Directions for this task: Look for "zařízení" in the records and copy every line that has it.
■ ■ ■
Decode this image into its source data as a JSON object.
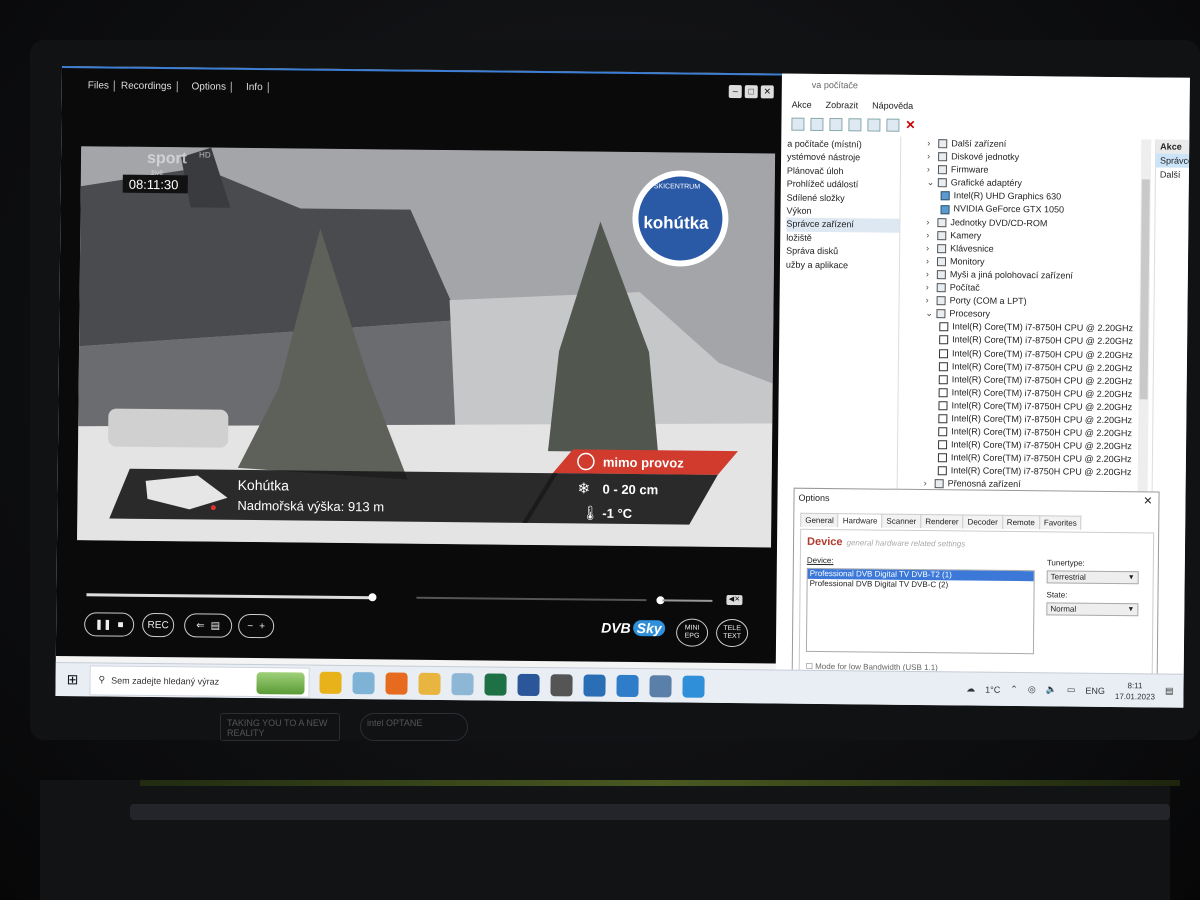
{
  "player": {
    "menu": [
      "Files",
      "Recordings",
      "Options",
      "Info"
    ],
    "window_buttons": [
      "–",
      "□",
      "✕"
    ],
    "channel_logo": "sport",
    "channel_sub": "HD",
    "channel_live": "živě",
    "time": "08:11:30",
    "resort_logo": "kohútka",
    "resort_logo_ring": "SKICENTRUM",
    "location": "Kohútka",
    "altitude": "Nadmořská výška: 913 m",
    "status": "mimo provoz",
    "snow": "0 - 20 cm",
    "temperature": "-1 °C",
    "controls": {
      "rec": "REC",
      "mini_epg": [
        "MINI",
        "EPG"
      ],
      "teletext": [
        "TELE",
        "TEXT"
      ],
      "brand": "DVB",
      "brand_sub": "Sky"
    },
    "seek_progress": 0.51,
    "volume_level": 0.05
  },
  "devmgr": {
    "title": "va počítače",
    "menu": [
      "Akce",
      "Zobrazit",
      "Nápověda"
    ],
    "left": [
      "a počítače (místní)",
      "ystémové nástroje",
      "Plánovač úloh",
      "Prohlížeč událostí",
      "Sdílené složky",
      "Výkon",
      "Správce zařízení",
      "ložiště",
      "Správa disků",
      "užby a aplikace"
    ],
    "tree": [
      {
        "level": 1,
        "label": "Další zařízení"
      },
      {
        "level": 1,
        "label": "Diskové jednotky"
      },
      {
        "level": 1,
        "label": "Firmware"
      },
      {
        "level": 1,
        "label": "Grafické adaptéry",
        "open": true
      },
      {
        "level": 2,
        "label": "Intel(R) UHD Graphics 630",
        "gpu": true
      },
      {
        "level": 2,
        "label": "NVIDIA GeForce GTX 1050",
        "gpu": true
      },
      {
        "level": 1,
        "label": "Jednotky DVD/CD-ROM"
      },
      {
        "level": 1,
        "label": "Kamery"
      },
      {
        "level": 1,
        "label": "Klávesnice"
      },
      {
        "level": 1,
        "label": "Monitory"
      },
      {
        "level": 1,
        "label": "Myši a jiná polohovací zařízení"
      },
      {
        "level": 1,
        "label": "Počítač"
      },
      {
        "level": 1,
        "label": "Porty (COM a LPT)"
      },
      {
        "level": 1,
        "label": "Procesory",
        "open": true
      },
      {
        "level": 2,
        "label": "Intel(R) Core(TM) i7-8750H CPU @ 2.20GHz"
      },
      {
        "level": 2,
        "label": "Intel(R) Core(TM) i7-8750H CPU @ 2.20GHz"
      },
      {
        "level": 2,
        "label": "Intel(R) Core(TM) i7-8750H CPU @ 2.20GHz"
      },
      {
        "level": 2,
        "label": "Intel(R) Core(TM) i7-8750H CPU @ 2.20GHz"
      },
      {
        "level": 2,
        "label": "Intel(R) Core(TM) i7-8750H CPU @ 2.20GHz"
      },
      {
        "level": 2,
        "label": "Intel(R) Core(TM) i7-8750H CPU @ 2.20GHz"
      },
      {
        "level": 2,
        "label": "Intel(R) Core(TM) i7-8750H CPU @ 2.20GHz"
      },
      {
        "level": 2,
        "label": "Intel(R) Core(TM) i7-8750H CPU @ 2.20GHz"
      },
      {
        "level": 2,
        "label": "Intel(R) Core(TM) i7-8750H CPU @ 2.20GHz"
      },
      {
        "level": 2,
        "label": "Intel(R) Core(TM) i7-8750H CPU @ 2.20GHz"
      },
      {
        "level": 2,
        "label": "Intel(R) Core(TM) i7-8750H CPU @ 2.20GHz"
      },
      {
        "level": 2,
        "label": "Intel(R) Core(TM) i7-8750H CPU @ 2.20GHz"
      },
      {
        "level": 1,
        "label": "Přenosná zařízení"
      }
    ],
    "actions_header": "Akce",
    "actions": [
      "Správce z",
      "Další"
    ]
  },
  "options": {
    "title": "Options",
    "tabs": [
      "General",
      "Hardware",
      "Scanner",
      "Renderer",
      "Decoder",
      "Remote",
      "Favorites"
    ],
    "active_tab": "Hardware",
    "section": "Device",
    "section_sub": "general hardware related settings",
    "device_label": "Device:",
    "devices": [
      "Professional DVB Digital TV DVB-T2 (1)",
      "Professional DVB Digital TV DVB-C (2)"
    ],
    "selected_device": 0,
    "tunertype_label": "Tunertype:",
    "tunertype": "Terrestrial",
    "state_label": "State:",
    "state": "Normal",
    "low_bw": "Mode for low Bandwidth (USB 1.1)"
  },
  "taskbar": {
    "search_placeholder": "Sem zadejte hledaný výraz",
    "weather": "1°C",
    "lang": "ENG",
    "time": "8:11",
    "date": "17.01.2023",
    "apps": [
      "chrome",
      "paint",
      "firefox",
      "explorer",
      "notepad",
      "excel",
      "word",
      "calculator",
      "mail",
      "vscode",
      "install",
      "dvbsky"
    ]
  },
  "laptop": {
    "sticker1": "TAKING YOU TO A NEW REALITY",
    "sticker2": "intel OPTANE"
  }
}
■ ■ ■
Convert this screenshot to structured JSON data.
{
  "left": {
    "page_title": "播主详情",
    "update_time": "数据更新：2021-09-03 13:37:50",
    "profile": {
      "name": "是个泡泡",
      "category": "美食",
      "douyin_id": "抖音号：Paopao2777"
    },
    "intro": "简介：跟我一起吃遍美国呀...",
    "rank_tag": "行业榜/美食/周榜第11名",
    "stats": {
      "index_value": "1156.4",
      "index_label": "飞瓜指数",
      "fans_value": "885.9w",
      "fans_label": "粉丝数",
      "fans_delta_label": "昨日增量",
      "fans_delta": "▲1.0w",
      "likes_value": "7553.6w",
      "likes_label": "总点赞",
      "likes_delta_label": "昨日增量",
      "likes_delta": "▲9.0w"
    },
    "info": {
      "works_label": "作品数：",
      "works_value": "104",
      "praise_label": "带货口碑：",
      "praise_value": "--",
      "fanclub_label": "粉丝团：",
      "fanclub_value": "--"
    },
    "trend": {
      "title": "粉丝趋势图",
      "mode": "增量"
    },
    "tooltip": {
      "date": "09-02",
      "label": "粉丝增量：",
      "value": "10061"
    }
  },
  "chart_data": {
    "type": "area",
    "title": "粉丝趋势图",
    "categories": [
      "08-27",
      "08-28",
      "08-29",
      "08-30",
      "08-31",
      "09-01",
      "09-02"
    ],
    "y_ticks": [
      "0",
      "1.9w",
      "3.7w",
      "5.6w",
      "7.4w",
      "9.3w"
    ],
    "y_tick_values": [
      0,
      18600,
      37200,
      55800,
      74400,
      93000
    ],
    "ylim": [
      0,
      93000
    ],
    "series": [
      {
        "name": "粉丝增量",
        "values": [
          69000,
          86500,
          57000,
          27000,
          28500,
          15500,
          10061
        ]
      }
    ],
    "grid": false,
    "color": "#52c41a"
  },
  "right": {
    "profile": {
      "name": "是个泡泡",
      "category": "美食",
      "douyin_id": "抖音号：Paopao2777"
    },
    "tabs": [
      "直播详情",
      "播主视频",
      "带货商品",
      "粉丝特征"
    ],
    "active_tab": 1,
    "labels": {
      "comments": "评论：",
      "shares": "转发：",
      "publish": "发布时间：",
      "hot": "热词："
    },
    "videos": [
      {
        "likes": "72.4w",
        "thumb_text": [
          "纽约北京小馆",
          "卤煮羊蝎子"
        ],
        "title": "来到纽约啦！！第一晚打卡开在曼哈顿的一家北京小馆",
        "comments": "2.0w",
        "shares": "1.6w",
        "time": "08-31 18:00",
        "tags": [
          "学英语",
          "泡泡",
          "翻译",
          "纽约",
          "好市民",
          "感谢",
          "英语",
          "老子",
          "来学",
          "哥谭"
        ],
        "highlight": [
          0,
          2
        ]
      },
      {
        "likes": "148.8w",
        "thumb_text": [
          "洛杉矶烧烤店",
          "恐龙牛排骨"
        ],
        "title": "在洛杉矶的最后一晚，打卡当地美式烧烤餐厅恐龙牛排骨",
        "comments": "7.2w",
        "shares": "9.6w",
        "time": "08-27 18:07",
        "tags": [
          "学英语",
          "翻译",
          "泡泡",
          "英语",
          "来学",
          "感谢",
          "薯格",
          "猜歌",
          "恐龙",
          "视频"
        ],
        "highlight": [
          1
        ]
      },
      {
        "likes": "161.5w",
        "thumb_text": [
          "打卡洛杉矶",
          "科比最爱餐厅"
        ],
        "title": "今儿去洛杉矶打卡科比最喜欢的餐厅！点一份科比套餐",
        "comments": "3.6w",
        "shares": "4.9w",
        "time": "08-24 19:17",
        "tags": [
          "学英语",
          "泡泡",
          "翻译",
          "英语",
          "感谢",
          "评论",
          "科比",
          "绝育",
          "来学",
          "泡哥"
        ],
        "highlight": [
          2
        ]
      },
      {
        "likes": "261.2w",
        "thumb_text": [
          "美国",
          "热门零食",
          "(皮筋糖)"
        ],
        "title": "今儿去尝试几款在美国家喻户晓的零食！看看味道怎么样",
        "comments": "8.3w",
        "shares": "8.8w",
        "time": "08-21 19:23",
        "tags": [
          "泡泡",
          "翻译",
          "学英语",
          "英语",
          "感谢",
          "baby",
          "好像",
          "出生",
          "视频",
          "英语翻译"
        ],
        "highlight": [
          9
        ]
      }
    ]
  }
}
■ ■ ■
Response for this exercise:
      "Správce zařízení",
        "label": "Další zařízení"
        "label": "Myši a jiná polohovací zařízení"
        "label": "Přenosná zařízení"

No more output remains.